My college career has been nothing like nine-year-old Libby imagined it to be, but I have loved every second of what it has become. I want everyone out there who worries that college is not going to be how they imagine to know that will not be; it’s going to be even better. No matter what experience comes your way, go with it and see where it takes you–it might become the most amazing adventure of your life.

Debunking Myths of Student Leadership

Hey everyone!  Ryan here.  So, it is that time of year when it seems like all of the applications for student leadership positions and opportunities are out there (my email inbox is full of them and I’m not even a student here!).

In fact, here in FYE, we are currently searching for students to be Orientation Leaders, First-Year Connections Team members, First-Year Leadership Collaborative facilitators and interns, Camp Buckeye facilitators, Buckeye Adventures facilitators, Buckeyes Beyond Ohio Activities Board members, and Transfer Student Activities Board members.  So yes, we are looking for a few students to get involved.  Part of my job is to recruit, interview, and select students to serve in many of these positions.  I have been selecting student leaders for six years now and applied, interviewed, and was selected (and yes, often not selected) for several leadership positions myself when I was a college student.

As a first-year student, you may be wondering what “type” of student we are seeking to fill these positions.  I often hear students (especially during their first year) say, “I’d love to be an (insert student leadership position here), but I’m not what they are looking for.”  Well, I am here today to debunk some of the myths and let you know what we are really looking for.

Myth: You have to have all of the experience to be selected for anything.

If you have to already possess all the experience to become involved, then how does anyone become involved in the first place?  The truth is that many student leaders get involved simply because they are willing to put themselves out there and take a chance.

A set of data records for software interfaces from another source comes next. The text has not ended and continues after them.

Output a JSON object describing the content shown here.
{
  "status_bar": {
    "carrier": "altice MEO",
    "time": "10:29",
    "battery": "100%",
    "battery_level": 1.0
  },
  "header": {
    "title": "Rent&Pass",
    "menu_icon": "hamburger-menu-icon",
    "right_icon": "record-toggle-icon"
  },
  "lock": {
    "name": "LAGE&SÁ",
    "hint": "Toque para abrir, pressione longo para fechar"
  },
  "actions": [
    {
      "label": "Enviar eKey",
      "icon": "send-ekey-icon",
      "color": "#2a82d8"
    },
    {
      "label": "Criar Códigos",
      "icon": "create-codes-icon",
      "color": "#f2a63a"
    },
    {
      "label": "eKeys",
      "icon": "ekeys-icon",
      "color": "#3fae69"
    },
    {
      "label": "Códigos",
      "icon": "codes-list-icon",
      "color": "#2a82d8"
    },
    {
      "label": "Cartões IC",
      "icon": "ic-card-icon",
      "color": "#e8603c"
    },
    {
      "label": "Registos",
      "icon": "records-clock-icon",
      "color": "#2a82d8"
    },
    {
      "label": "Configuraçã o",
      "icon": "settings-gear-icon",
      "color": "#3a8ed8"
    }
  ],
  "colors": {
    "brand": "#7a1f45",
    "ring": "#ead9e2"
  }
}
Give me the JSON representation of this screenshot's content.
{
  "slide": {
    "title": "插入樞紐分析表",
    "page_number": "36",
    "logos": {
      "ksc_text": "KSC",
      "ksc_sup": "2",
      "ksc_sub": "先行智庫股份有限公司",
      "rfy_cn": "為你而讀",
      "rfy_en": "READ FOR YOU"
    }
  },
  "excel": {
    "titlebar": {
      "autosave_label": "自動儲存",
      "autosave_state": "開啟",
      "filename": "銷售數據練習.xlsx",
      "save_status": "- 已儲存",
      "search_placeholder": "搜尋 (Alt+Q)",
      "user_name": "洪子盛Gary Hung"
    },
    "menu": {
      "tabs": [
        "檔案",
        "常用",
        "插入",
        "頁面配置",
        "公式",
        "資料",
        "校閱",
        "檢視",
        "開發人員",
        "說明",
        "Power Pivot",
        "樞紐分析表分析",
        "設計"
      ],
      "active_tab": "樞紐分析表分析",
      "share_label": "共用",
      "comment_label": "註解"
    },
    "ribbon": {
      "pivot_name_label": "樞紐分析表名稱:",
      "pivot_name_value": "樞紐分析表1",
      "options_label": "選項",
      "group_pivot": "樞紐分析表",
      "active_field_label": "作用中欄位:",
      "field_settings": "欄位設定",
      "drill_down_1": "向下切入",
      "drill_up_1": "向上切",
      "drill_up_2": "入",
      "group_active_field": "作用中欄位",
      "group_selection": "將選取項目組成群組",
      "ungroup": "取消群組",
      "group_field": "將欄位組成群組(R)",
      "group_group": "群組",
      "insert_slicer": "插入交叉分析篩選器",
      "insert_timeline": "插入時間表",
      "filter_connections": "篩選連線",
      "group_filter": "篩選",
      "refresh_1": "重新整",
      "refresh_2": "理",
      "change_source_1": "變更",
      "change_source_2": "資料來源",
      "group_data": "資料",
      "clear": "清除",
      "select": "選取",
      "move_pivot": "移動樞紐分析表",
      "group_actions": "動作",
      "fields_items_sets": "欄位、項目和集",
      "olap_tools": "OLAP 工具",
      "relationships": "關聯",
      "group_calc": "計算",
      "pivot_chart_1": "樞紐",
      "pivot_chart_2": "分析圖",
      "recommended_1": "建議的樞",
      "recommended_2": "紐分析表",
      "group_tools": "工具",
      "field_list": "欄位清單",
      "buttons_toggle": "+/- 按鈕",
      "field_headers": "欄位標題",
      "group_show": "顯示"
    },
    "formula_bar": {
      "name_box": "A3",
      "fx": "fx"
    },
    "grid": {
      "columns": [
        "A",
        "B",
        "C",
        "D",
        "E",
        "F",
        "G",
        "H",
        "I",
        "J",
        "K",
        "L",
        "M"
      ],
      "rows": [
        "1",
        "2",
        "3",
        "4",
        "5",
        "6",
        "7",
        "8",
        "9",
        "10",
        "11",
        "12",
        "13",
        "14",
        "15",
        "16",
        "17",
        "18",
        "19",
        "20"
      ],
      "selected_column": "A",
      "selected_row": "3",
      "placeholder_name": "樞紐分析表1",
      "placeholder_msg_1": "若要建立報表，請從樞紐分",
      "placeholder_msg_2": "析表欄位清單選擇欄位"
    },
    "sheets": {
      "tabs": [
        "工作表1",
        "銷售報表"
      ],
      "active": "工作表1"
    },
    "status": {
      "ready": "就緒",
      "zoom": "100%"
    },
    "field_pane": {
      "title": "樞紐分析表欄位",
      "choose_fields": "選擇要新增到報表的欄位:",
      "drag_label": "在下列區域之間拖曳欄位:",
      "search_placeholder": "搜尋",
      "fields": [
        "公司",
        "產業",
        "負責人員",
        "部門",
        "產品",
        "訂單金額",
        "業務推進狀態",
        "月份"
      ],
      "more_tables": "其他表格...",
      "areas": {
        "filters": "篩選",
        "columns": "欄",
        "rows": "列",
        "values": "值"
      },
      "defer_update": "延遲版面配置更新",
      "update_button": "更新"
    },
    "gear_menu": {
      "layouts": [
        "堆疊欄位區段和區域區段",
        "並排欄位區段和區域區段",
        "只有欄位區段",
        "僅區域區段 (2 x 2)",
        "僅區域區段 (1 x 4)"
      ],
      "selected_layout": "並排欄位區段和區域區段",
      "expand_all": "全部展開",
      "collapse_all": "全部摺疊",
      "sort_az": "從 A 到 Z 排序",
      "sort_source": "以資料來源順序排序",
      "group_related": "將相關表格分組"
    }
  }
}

Myth: First-year students haven’t been here long enough to get involved.

If a position is not open for first-year students, then the application will say so.  In FYE, we particularly think that first-year students should be represented in our positions.  Think about it.  Who better to help first-year students than those who just lived that experience (and lived to tell the tale)?  In fact, the First-Year Connections Team only accepts current first-year student applications for that very reason!

Myth: Only overly excited people are chosen for leadership positions.

The thought of facilitating an icebreaker isn’t what gets you out of bed every morning, so clearly leadership positions are not in the cards for you, right?  I hope that logic seems as silly to you as it was for me to write it.  I get it.  I’m not always the super excited type myself (I can be when needed, often with the assistance of my best friend coffee).  What we really want are people who can relate to our new first-year students.  While it is certainly awesome to be excited about connecting with others, real people aren’t ALWAYS excited about EVERYTHING.  We want students who can relate to other students, and sometimes that even includes relating to feelings of nervousness, anxiousness, and frustration.

Myth: You have to be in a certain group/clique/circle/crowd/tribe to get selected for any type of leadership position.

Please.  That is SO high school.

So what are we looking for?  It’s actually pretty simple.  The most important qualities that are shared by all of our students are:

1)      A passion for helping first-year students be successful at Ohio State, and

2)      A desire to develop your leadership skills.

Of course, there’s more to it than that.  However, if those two statements apply to you, then you should look at our various positions and consider applying for any which interest you!  Still not sure about whether you would be a great student leader?  Watch the video below, repeat after Jessica, and apply!

To learn more about the various leadership positions, applications, and application deadlines, leave a comment for us, visit the website links in this post, or email!